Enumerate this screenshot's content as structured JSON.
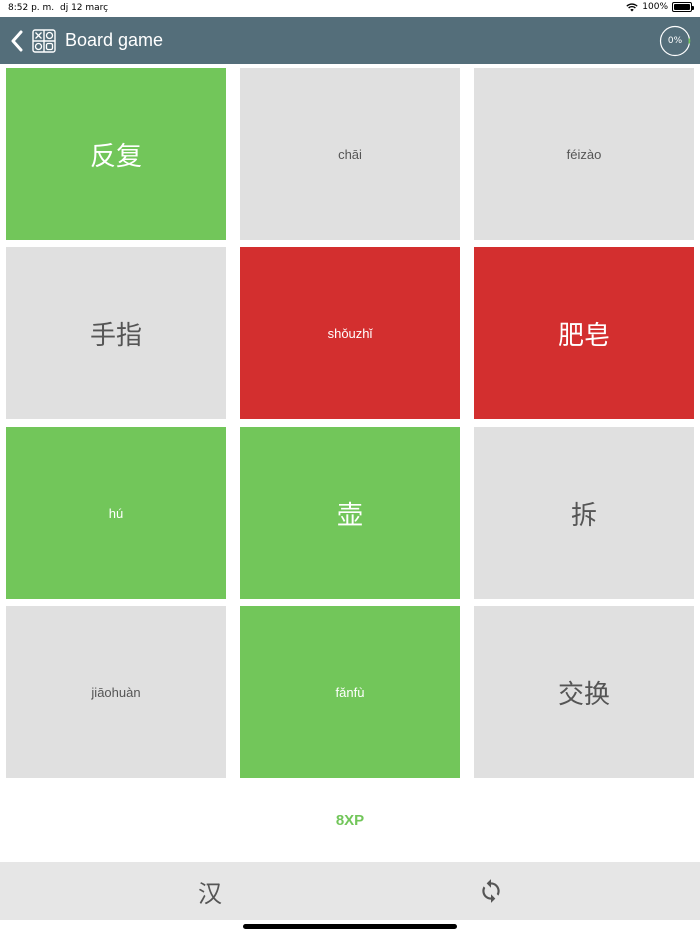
{
  "status_bar": {
    "time": "8:52 p. m.",
    "date": "dj 12 març",
    "battery": "100%"
  },
  "header": {
    "title": "Board game",
    "progress": "0%",
    "progress_value": 0
  },
  "board": {
    "tiles": [
      {
        "text": "反复",
        "kind": "hanzi",
        "state": "green"
      },
      {
        "text": "chāi",
        "kind": "pinyin",
        "state": "gray"
      },
      {
        "text": "féizào",
        "kind": "pinyin",
        "state": "gray"
      },
      {
        "text": "手指",
        "kind": "hanzi",
        "state": "gray"
      },
      {
        "text": "shǒuzhǐ",
        "kind": "pinyin",
        "state": "red"
      },
      {
        "text": "肥皂",
        "kind": "hanzi",
        "state": "red"
      },
      {
        "text": "hú",
        "kind": "pinyin",
        "state": "green"
      },
      {
        "text": "壶",
        "kind": "hanzi",
        "state": "green"
      },
      {
        "text": "拆",
        "kind": "hanzi",
        "state": "gray"
      },
      {
        "text": "jiāohuàn",
        "kind": "pinyin",
        "state": "gray"
      },
      {
        "text": "fǎnfù",
        "kind": "pinyin",
        "state": "green"
      },
      {
        "text": "交换",
        "kind": "hanzi",
        "state": "gray"
      }
    ]
  },
  "xp": "8XP",
  "bottom_bar": {
    "hanzi_toggle": "汉",
    "refresh_icon": "refresh-icon"
  },
  "colors": {
    "header": "#546e7a",
    "green": "#72c65a",
    "red": "#d32f2f",
    "gray": "#e0e0e0"
  }
}
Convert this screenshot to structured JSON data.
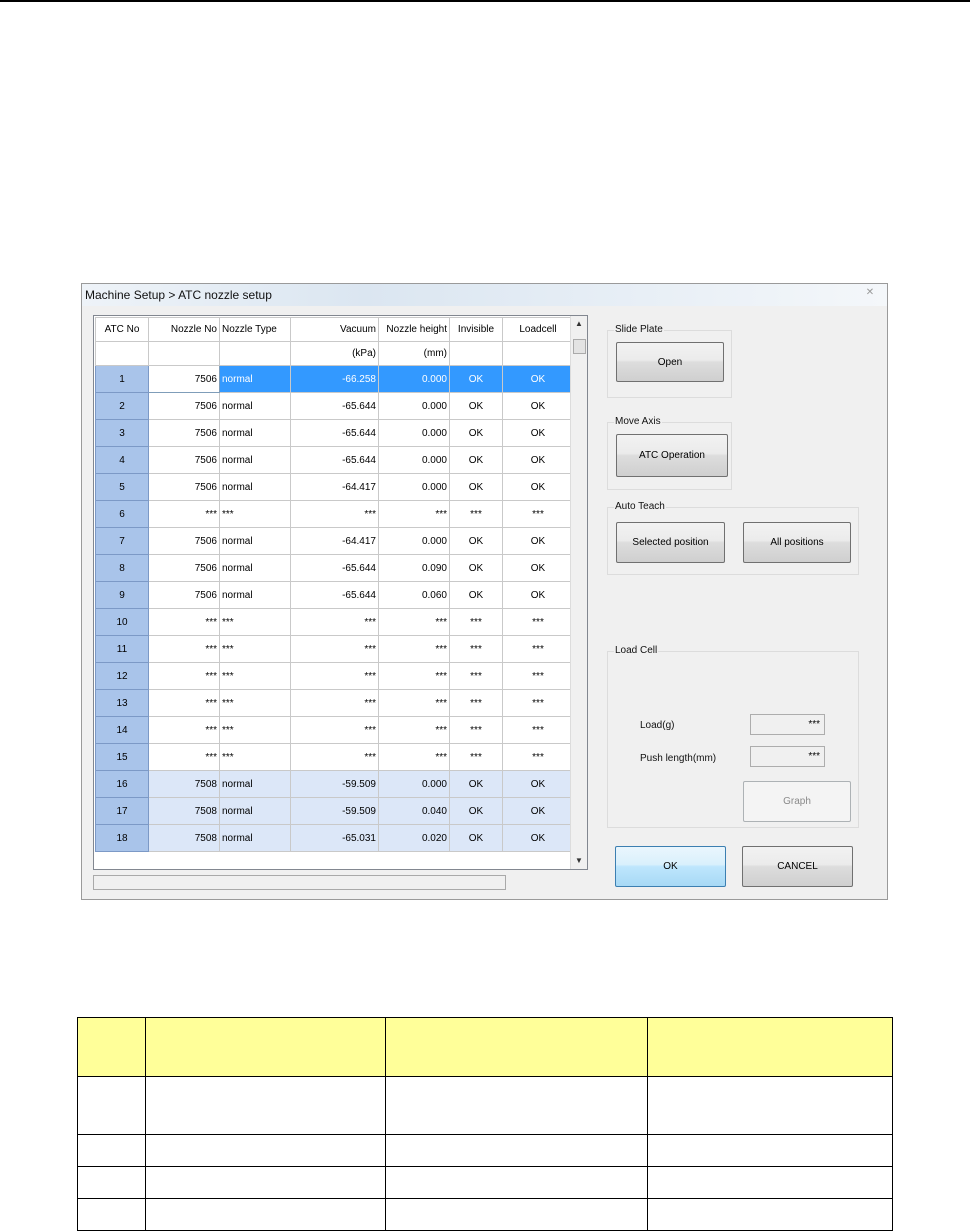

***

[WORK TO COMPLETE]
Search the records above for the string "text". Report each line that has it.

[RESULT OF THIS EXERCISE]
        "text": "反复",
        "text": "chāi",
        "text": "féizào",
        "text": "手指",
        "text": "shǒuzhǐ",
        "text": "肥皂",
        "text": "hú",
        "text": "壶",
        "text": "拆",
        "text": "jiāohuàn",
        "text": "fǎnfù",
        "text": "交换",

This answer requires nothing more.